-- Instructions to follow --
Could you copy each line of the entries that contains "arrow"?

Dataset rows describing interfaces:
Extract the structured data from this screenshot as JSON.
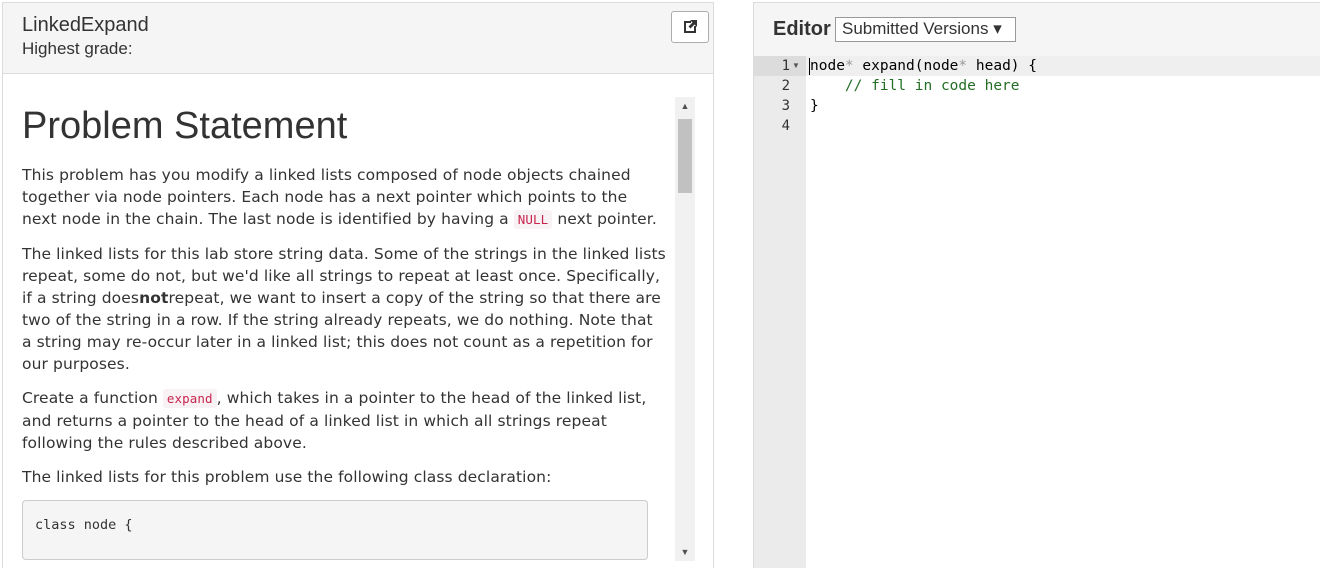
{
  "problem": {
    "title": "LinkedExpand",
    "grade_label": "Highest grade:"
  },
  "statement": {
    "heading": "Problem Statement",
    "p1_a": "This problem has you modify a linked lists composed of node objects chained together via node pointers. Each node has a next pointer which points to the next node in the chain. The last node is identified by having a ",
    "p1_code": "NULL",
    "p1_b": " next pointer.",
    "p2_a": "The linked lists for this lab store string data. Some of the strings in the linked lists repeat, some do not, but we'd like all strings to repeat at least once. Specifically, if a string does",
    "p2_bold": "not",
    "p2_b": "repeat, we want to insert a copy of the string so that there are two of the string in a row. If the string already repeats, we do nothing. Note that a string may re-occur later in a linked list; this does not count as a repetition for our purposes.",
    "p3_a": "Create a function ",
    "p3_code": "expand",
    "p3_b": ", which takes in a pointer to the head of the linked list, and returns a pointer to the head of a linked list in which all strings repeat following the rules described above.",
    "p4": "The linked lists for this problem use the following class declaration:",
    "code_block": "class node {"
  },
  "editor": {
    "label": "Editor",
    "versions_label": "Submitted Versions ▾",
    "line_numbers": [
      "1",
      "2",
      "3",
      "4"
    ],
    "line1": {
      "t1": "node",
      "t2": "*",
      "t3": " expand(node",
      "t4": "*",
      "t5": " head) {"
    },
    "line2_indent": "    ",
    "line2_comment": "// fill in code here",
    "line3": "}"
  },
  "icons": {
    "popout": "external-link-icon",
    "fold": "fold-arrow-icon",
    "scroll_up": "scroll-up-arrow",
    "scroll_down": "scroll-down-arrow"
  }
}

-- Task result --
    "fold": "fold-arrow-icon",
    "scroll_up": "scroll-up-arrow",
    "scroll_down": "scroll-down-arrow"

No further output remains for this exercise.